  7. Paul Smith-Goodson, Principal Analyst; Machine Learning, A.I. and Quantum Computing 
  8. Will Townsend, Principal Analyst; Security, Carrier Services, Networking 
  9. Chris Wilder, Contributor, Security 
  10. Jacob Freyman, Junior Analyst


  1. Dan Pickens, Business Director 
  2. Paula Moorhead, Marketing Director, Website and Social Media 
  3. Zane Pickett, Office Manager, AP, AR, travel, writer 
  4. Lee LeClercq Williams, Business Associate 
  5. Nigel Church, Business Associate, Writer, Editor
Patrick Moorhead
+ posts

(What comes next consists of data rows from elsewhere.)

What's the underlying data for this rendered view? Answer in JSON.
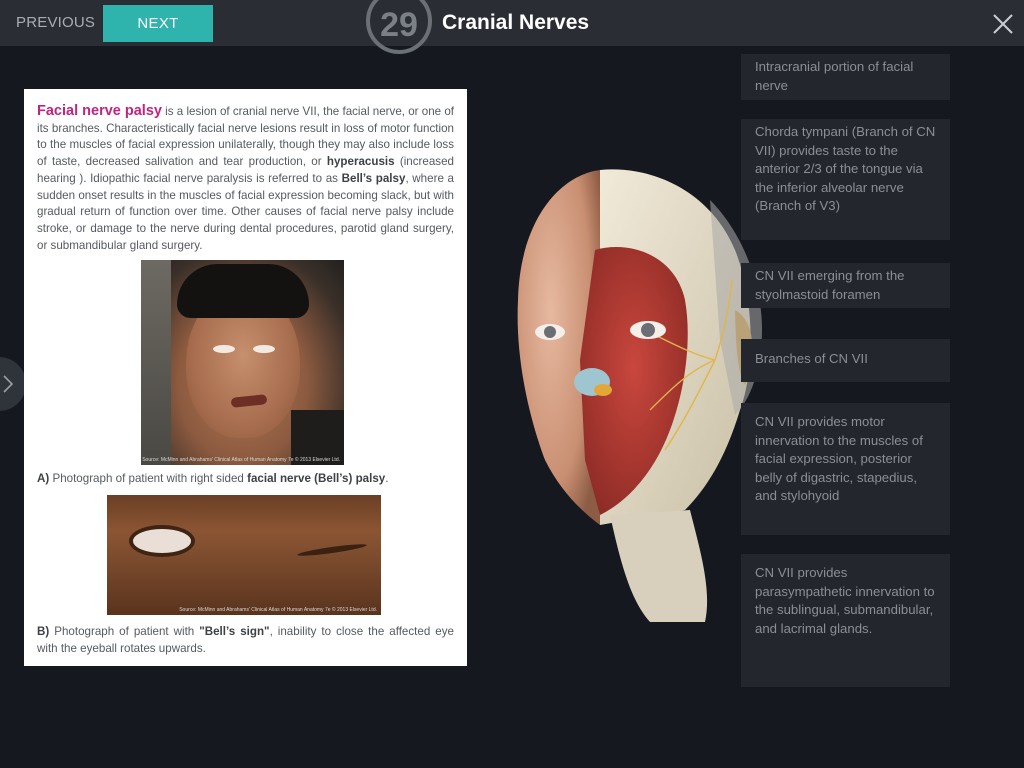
{
  "header": {
    "previous_label": "PREVIOUS",
    "next_label": "NEXT",
    "chapter_number": "29",
    "chapter_title": "Cranial Nerves",
    "close_icon": "close-icon"
  },
  "article": {
    "term_facial_palsy": "Facial nerve palsy",
    "text_1": " is a lesion of cranial nerve VII, the facial nerve,  or one of its branches.   Characteristically facial nerve lesions result in loss of motor function to the muscles of facial expression unilaterally, though they may also include loss of taste, decreased salivation and tear production, or ",
    "term_hyperacusis": "hyperacusis",
    "text_2": " (increased hearing ).  Idiopathic facial nerve paralysis is referred to as ",
    "term_bells_palsy": "Bell’s palsy",
    "text_3": ", where a sudden onset results in the muscles of facial expression becoming slack,  but with gradual return of function over time.  Other causes of facial nerve palsy include stroke, or damage to the nerve during dental procedures, parotid gland surgery, or submandibular gland surgery.",
    "photo_a_source": "Source: McMinn and Abrahams' Clinical Atlas of Human Anatomy 7e © 2013 Elsevier Ltd.",
    "caption_a_prefix": "A)",
    "caption_a_text": " Photograph of patient with right sided ",
    "caption_a_bold": "facial nerve (Bell’s) palsy",
    "caption_a_end": ".",
    "photo_b_source": "Source: McMinn and Abrahams' Clinical Atlas of Human Anatomy 7e © 2013 Elsevier Ltd.",
    "caption_b_prefix": "B)",
    "caption_b_text": " Photograph of patient with ",
    "caption_b_bold": "\"Bell’s sign\"",
    "caption_b_end": ", inability to close the affected eye with the eyeball rotates upwards."
  },
  "labels": [
    "Intracranial portion of facial nerve",
    "Chorda tympani (Branch of CN VII) provides taste to the anterior 2/3 of the tongue via the inferior alveolar nerve (Branch of V3)",
    "CN VII emerging from the styolmastoid foramen",
    "Branches of CN VII",
    "CN VII provides motor innervation to the muscles of facial expression, posterior belly of digastric, stapedius, and stylohyoid",
    "CN VII provides parasympathetic innervation to the sublingual, submandibular, and lacrimal glands."
  ],
  "colors": {
    "accent": "#2fb3ad",
    "highlight": "#c2247b",
    "topbar": "#2a2e34",
    "background": "#15191f"
  }
}
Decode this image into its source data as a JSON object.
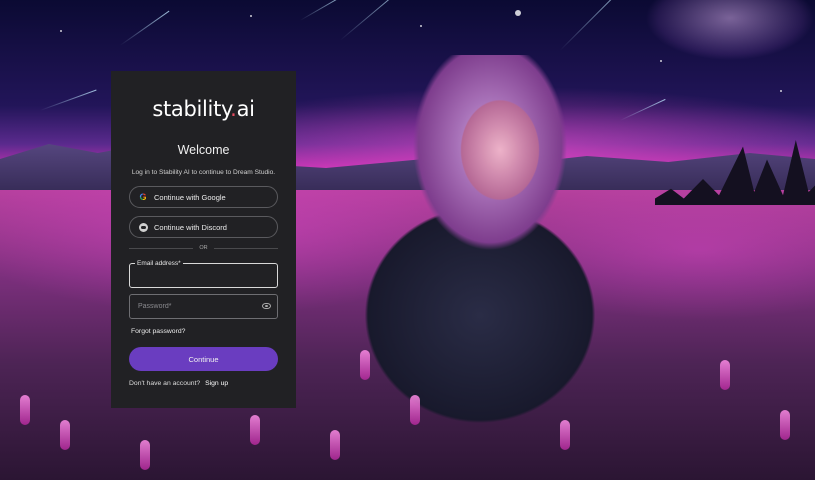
{
  "logo": {
    "text_main": "stability",
    "text_dot": ".",
    "text_end": "ai"
  },
  "welcome": {
    "title": "Welcome",
    "subtitle": "Log in to Stability AI to continue to Dream Studio."
  },
  "social": {
    "google": {
      "label": "Continue with Google",
      "icon": "google-icon"
    },
    "discord": {
      "label": "Continue with Discord",
      "icon": "discord-icon"
    }
  },
  "divider": {
    "text": "OR"
  },
  "form": {
    "email": {
      "label": "Email address*",
      "value": ""
    },
    "password": {
      "placeholder": "Password*",
      "value": ""
    },
    "forgot": "Forgot password?",
    "submit": "Continue"
  },
  "signup": {
    "prompt": "Don't have an account?",
    "link": "Sign up"
  },
  "colors": {
    "panel_bg": "#212124",
    "accent": "#6a3dc0",
    "logo_dot": "#e64b5f"
  }
}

Patrick founded the firm based on his real-world world technology experiences with the understanding of what he wasn’t getting from analysts and consultants. Ten years later, Patrick is ranked #1 among technology industry analysts in terms of “power” (ARInsights)  in “press citations” (Apollo Research). Moorhead is a contributor at Forbes and frequently appears on CNBC. He is a broad-based analyst covering a wide variety of topics including the cloud, enterprise SaaS, collaboration, client computing, and semiconductors. He has 30 years of experience including 15 years of executive experience at high tech companies (NCR, AT&T, Compaq, now HP, and AMD) leading strategy, product management, product marketing, and corporate marketing, including three industry board appointments.